Work item =>
Each entry needs to be reproduced exactly as it is.

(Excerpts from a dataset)
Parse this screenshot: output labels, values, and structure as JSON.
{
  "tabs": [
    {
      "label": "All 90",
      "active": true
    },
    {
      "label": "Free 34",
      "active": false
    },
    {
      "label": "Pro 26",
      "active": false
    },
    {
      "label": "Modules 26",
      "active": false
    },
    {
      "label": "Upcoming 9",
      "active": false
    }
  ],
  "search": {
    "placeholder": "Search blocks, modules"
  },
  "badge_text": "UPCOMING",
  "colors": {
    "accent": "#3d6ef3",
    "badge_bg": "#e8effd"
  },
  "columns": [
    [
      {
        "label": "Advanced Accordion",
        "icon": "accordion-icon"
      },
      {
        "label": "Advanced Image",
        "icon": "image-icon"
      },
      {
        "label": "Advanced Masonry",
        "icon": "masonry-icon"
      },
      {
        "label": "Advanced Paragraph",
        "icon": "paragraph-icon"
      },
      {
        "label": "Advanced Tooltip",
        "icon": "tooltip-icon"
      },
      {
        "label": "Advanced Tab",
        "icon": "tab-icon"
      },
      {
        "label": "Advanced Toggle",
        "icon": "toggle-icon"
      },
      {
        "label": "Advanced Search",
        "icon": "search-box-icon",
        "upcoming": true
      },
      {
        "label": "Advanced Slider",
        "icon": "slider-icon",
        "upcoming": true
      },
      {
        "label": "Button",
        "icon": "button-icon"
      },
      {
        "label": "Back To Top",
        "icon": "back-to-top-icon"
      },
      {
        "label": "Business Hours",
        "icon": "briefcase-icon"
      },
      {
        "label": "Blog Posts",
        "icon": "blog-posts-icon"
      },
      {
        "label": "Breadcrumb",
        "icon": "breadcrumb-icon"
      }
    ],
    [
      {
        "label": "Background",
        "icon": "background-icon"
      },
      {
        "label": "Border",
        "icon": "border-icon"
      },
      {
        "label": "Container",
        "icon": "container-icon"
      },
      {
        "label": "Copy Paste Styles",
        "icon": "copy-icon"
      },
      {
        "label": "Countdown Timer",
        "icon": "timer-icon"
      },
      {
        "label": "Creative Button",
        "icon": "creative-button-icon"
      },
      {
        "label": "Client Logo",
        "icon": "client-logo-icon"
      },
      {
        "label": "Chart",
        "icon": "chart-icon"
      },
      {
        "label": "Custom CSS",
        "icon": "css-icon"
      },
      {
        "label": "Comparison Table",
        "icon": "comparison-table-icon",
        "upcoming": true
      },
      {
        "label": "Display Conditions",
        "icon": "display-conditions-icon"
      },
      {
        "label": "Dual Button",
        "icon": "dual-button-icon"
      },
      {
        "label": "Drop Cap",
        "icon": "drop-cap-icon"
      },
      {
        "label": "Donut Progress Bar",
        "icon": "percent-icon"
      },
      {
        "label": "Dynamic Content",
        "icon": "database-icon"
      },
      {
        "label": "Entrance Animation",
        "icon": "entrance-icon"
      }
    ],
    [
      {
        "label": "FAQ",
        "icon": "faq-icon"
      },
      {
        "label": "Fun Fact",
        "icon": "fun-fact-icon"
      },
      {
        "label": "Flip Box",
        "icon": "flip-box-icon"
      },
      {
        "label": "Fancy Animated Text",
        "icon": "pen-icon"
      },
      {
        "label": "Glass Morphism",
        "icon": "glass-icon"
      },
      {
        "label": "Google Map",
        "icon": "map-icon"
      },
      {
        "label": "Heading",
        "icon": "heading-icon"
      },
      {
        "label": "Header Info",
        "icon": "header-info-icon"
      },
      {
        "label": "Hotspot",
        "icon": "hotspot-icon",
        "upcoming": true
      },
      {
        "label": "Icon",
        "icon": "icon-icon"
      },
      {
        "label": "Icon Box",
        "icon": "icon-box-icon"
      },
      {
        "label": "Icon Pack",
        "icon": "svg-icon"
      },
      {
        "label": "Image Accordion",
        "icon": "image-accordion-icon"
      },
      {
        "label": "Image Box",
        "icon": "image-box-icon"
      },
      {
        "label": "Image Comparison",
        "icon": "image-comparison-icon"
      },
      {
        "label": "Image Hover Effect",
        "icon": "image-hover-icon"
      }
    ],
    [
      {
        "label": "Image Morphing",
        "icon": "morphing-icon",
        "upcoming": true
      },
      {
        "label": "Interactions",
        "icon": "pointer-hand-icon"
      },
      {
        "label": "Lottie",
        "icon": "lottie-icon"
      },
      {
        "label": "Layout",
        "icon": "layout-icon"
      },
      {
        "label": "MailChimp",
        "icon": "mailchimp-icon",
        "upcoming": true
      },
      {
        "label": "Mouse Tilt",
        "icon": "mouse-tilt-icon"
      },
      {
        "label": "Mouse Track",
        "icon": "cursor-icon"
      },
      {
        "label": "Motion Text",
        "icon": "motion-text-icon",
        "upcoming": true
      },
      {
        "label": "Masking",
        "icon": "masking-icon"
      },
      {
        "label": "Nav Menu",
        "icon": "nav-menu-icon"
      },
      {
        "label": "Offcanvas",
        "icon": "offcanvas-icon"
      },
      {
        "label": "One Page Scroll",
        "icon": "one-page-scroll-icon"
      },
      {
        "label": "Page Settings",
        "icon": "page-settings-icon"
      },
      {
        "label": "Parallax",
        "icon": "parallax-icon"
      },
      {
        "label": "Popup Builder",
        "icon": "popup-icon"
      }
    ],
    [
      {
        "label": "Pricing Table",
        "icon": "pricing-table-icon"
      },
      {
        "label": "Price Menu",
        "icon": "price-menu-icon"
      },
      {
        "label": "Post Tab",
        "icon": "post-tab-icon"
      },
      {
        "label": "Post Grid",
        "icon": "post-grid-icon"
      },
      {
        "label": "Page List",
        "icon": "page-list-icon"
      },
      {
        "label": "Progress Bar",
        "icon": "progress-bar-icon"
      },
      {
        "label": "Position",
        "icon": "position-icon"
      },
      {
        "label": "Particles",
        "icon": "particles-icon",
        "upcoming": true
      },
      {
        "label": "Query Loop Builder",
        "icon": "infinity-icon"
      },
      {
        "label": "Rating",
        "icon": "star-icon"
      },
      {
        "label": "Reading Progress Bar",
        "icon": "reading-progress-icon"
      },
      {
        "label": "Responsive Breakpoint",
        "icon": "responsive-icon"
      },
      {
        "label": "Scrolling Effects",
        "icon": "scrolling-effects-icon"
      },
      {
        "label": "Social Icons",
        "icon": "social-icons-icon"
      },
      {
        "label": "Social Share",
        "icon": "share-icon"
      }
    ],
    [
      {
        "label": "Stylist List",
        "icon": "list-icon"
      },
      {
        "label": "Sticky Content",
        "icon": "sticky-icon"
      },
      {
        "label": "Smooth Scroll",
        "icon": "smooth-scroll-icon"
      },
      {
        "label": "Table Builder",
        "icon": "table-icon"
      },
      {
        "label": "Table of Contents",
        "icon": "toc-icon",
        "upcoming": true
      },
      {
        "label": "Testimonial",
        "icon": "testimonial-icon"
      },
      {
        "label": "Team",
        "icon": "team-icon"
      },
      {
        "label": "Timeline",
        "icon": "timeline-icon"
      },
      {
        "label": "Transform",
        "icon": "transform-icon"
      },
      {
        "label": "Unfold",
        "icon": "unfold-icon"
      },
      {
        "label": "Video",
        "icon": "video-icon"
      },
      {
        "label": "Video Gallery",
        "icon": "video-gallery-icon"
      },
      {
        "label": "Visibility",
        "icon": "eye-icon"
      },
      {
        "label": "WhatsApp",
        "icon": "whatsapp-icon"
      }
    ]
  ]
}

Solution =>
Parse this screenshot: output labels, values, and structure as JSON.
{
  "tabs": [
    {
      "label": "All 90",
      "active": true
    },
    {
      "label": "Free 34",
      "active": false
    },
    {
      "label": "Pro 26",
      "active": false
    },
    {
      "label": "Modules 26",
      "active": false
    },
    {
      "label": "Upcoming 9",
      "active": false
    }
  ],
  "search": {
    "placeholder": "Search blocks, modules"
  },
  "badge_text": "UPCOMING",
  "colors": {
    "accent": "#3d6ef3",
    "badge_bg": "#e8effd"
  },
  "columns": [
    [
      {
        "label": "Advanced Accordion",
        "icon": "accordion-icon"
      },
      {
        "label": "Advanced Image",
        "icon": "image-icon"
      },
      {
        "label": "Advanced Masonry",
        "icon": "masonry-icon"
      },
      {
        "label": "Advanced Paragraph",
        "icon": "paragraph-icon"
      },
      {
        "label": "Advanced Tooltip",
        "icon": "tooltip-icon"
      },
      {
        "label": "Advanced Tab",
        "icon": "tab-icon"
      },
      {
        "label": "Advanced Toggle",
        "icon": "toggle-icon"
      },
      {
        "label": "Advanced Search",
        "icon": "search-box-icon",
        "upcoming": true
      },
      {
        "label": "Advanced Slider",
        "icon": "slider-icon",
        "upcoming": true
      },
      {
        "label": "Button",
        "icon": "button-icon"
      },
      {
        "label": "Back To Top",
        "icon": "back-to-top-icon"
      },
      {
        "label": "Business Hours",
        "icon": "briefcase-icon"
      },
      {
        "label": "Blog Posts",
        "icon": "blog-posts-icon"
      },
      {
        "label": "Breadcrumb",
        "icon": "breadcrumb-icon"
      }
    ],
    [
      {
        "label": "Background",
        "icon": "background-icon"
      },
      {
        "label": "Border",
        "icon": "border-icon"
      },
      {
        "label": "Container",
        "icon": "container-icon"
      },
      {
        "label": "Copy Paste Styles",
        "icon": "copy-icon"
      },
      {
        "label": "Countdown Timer",
        "icon": "timer-icon"
      },
      {
        "label": "Creative Button",
        "icon": "creative-button-icon"
      },
      {
        "label": "Client Logo",
        "icon": "client-logo-icon"
      },
      {
        "label": "Chart",
        "icon": "chart-icon"
      },
      {
        "label": "Custom CSS",
        "icon": "css-icon"
      },
      {
        "label": "Comparison Table",
        "icon": "comparison-table-icon",
        "upcoming": true
      },
      {
        "label": "Display Conditions",
        "icon": "display-conditions-icon"
      },
      {
        "label": "Dual Button",
        "icon": "dual-button-icon"
      },
      {
        "label": "Drop Cap",
        "icon": "drop-cap-icon"
      },
      {
        "label": "Donut Progress Bar",
        "icon": "percent-icon"
      },
      {
        "label": "Dynamic Content",
        "icon": "database-icon"
      },
      {
        "label": "Entrance Animation",
        "icon": "entrance-icon"
      }
    ],
    [
      {
        "label": "FAQ",
        "icon": "faq-icon"
      },
      {
        "label": "Fun Fact",
        "icon": "fun-fact-icon"
      },
      {
        "label": "Flip Box",
        "icon": "flip-box-icon"
      },
      {
        "label": "Fancy Animated Text",
        "icon": "pen-icon"
      },
      {
        "label": "Glass Morphism",
        "icon": "glass-icon"
      },
      {
        "label": "Google Map",
        "icon": "map-icon"
      },
      {
        "label": "Heading",
        "icon": "heading-icon"
      },
      {
        "label": "Header Info",
        "icon": "header-info-icon"
      },
      {
        "label": "Hotspot",
        "icon": "hotspot-icon",
        "upcoming": true
      },
      {
        "label": "Icon",
        "icon": "icon-icon"
      },
      {
        "label": "Icon Box",
        "icon": "icon-box-icon"
      },
      {
        "label": "Icon Pack",
        "icon": "svg-icon"
      },
      {
        "label": "Image Accordion",
        "icon": "image-accordion-icon"
      },
      {
        "label": "Image Box",
        "icon": "image-box-icon"
      },
      {
        "label": "Image Comparison",
        "icon": "image-comparison-icon"
      },
      {
        "label": "Image Hover Effect",
        "icon": "image-hover-icon"
      }
    ],
    [
      {
        "label": "Image Morphing",
        "icon": "morphing-icon",
        "upcoming": true
      },
      {
        "label": "Interactions",
        "icon": "pointer-hand-icon"
      },
      {
        "label": "Lottie",
        "icon": "lottie-icon"
      },
      {
        "label": "Layout",
        "icon": "layout-icon"
      },
      {
        "label": "MailChimp",
        "icon": "mailchimp-icon",
        "upcoming": true
      },
      {
        "label": "Mouse Tilt",
        "icon": "mouse-tilt-icon"
      },
      {
        "label": "Mouse Track",
        "icon": "cursor-icon"
      },
      {
        "label": "Motion Text",
        "icon": "motion-text-icon",
        "upcoming": true
      },
      {
        "label": "Masking",
        "icon": "masking-icon"
      },
      {
        "label": "Nav Menu",
        "icon": "nav-menu-icon"
      },
      {
        "label": "Offcanvas",
        "icon": "offcanvas-icon"
      },
      {
        "label": "One Page Scroll",
        "icon": "one-page-scroll-icon"
      },
      {
        "label": "Page Settings",
        "icon": "page-settings-icon"
      },
      {
        "label": "Parallax",
        "icon": "parallax-icon"
      },
      {
        "label": "Popup Builder",
        "icon": "popup-icon"
      }
    ],
    [
      {
        "label": "Pricing Table",
        "icon": "pricing-table-icon"
      },
      {
        "label": "Price Menu",
        "icon": "price-menu-icon"
      },
      {
        "label": "Post Tab",
        "icon": "post-tab-icon"
      },
      {
        "label": "Post Grid",
        "icon": "post-grid-icon"
      },
      {
        "label": "Page List",
        "icon": "page-list-icon"
      },
      {
        "label": "Progress Bar",
        "icon": "progress-bar-icon"
      },
      {
        "label": "Position",
        "icon": "position-icon"
      },
      {
        "label": "Particles",
        "icon": "particles-icon",
        "upcoming": true
      },
      {
        "label": "Query Loop Builder",
        "icon": "infinity-icon"
      },
      {
        "label": "Rating",
        "icon": "star-icon"
      },
      {
        "label": "Reading Progress Bar",
        "icon": "reading-progress-icon"
      },
      {
        "label": "Responsive Breakpoint",
        "icon": "responsive-icon"
      },
      {
        "label": "Scrolling Effects",
        "icon": "scrolling-effects-icon"
      },
      {
        "label": "Social Icons",
        "icon": "social-icons-icon"
      },
      {
        "label": "Social Share",
        "icon": "share-icon"
      }
    ],
    [
      {
        "label": "Stylist List",
        "icon": "list-icon"
      },
      {
        "label": "Sticky Content",
        "icon": "sticky-icon"
      },
      {
        "label": "Smooth Scroll",
        "icon": "smooth-scroll-icon"
      },
      {
        "label": "Table Builder",
        "icon": "table-icon"
      },
      {
        "label": "Table of Contents",
        "icon": "toc-icon",
        "upcoming": true
      },
      {
        "label": "Testimonial",
        "icon": "testimonial-icon"
      },
      {
        "label": "Team",
        "icon": "team-icon"
      },
      {
        "label": "Timeline",
        "icon": "timeline-icon"
      },
      {
        "label": "Transform",
        "icon": "transform-icon"
      },
      {
        "label": "Unfold",
        "icon": "unfold-icon"
      },
      {
        "label": "Video",
        "icon": "video-icon"
      },
      {
        "label": "Video Gallery",
        "icon": "video-gallery-icon"
      },
      {
        "label": "Visibility",
        "icon": "eye-icon"
      },
      {
        "label": "WhatsApp",
        "icon": "whatsapp-icon"
      }
    ]
  ]
}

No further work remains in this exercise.